Now, at the beginning of my script I first of all get the start position with "StartUp3 = UB1.GetServoStartup3()" (UB1 because I have two UltraBorgs onboard Diddy).

When I want to return the servo to the start position I use "UB1.CalibrateServoPosition3(StartUp3)"

Sometimes the servo returns accurately and on other occasions it may be 2 or 3 degrees out. However, if when the servo has not "zero'd" correctly and I then open the Tuning Gui, as soon as it starts the Tuning Gui returns the servo accurately to the correct start position.

I have gone through the code for the Tuning Gui to see if I can pinch the bit that does that but although it's not quite Double Dutch, working through someone else's code can be quite trying!

I would welcome any assistance you may be able to offer.

piborg's picture

No problem, I think I can help you here :)

When the Tuning GUI is loaded it positions all of the servos to the default startup position, named CAL_PWM_START in the script. The script uses the value 3000 for this.

This is done using the CalibrateServoPositionX commands like you are already using.

In other words instead of:

StartUp3 = UB1.GetServoStartup3()

it does:


My best guess is that your startup position for the servo is nearly but not quite the 3000 default the Tuning GUI uses. It might be worth actually setting the startup position for the servo to 3000 and see if your current code behaves correctly.

Next time Diddy comes out to play I'll give that a try.

I've now managed to get the servos to return to the startup position with good accuracy. I realised that the closer the servos were to the startup position when instructed to return to it the less accurate they were in achieving it.
The work around is quite simple, before the code issues the return to startup instruction it first issues an instruction to turn to servo maximum followed by the return to startup. There are time.sleep(1) either side of the instructions to give time for the servos to complete the actions.
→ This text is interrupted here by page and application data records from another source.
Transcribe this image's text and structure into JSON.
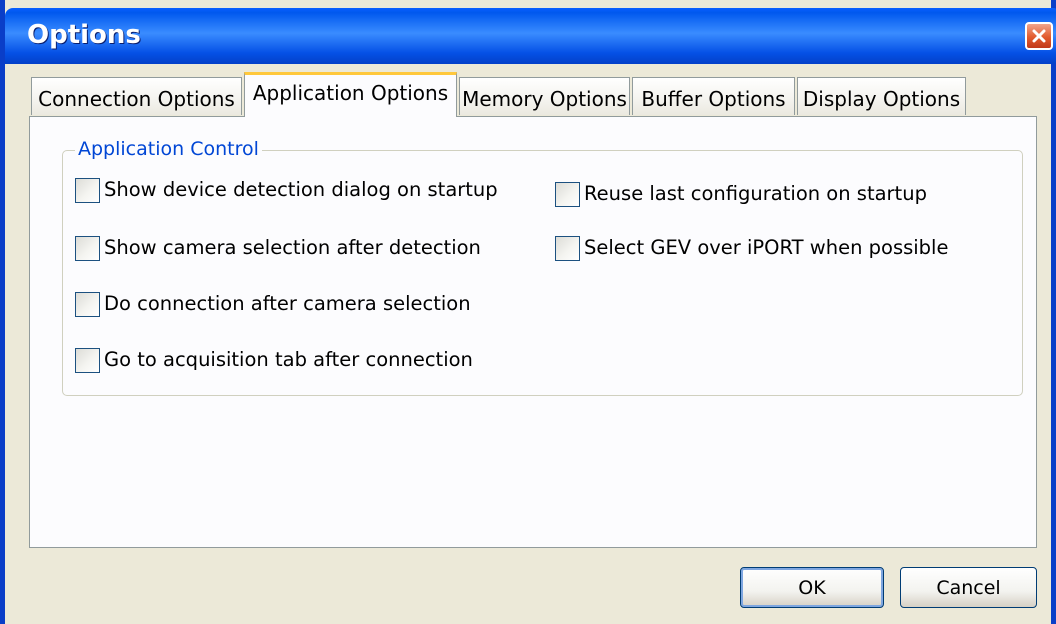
{
  "window": {
    "title": "Options"
  },
  "tabs": [
    {
      "label": "Connection Options",
      "active": false
    },
    {
      "label": "Application Options",
      "active": true
    },
    {
      "label": "Memory Options",
      "active": false
    },
    {
      "label": "Buffer Options",
      "active": false
    },
    {
      "label": "Display Options",
      "active": false
    }
  ],
  "group": {
    "label": "Application Control",
    "left_column": [
      {
        "label": "Show device detection dialog on startup",
        "checked": false
      },
      {
        "label": "Show camera selection after detection",
        "checked": false
      },
      {
        "label": "Do connection after camera selection",
        "checked": false
      },
      {
        "label": "Go to acquisition tab after connection",
        "checked": false
      }
    ],
    "right_column": [
      {
        "label": "Reuse last configuration on startup",
        "checked": false
      },
      {
        "label": "Select GEV over iPORT when possible",
        "checked": false
      }
    ]
  },
  "buttons": {
    "ok": "OK",
    "cancel": "Cancel"
  },
  "colors": {
    "titlebar": "#0058ee",
    "dialog_bg": "#ece9d8",
    "group_label": "#0046d5",
    "active_tab_accent": "#ffc83c"
  }
}
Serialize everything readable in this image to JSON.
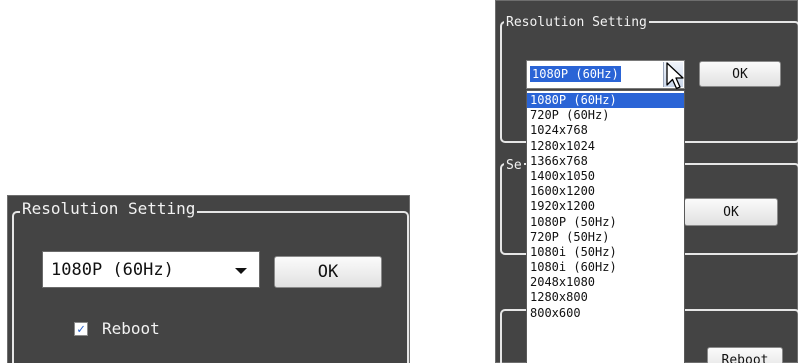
{
  "left_dialog": {
    "group_title": "Resolution Setting",
    "resolution_value": "1080P (60Hz)",
    "ok_label": "OK",
    "reboot_label": "Reboot",
    "reboot_checked": true
  },
  "right_dialog": {
    "group_title": "Resolution Setting",
    "second_group_title_fragment": "Se",
    "resolution_value": "1080P (60Hz)",
    "ok_label": "OK",
    "ok2_label": "OK",
    "reboot_label": "Reboot",
    "dropdown_open": true,
    "selected_index": 0,
    "options": [
      "1080P (60Hz)",
      "720P (60Hz)",
      "1024x768",
      "1280x1024",
      "1366x768",
      "1400x1050",
      "1600x1200",
      "1920x1200",
      "1080P (50Hz)",
      "720P (50Hz)",
      "1080i (50Hz)",
      "1080i (60Hz)",
      "2048x1080",
      "1280x800",
      "800x600"
    ]
  },
  "colors": {
    "panel_bg": "#444444",
    "group_border": "#e6e6e6",
    "selection": "#2a64d6",
    "check_mark": "#2a62c9"
  },
  "icons": {
    "combo_arrow": "chevron-down-icon",
    "checkbox": "checkmark-icon",
    "pointer": "mouse-cursor-icon"
  }
}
piborg's picture

That is an interesting solution, I can only assume that the servos have a larger absolute error when they get small position changes.

Glad to hear you have finally found a way to make things reliable :)

Subscribe to Comments for "Servo accuracy"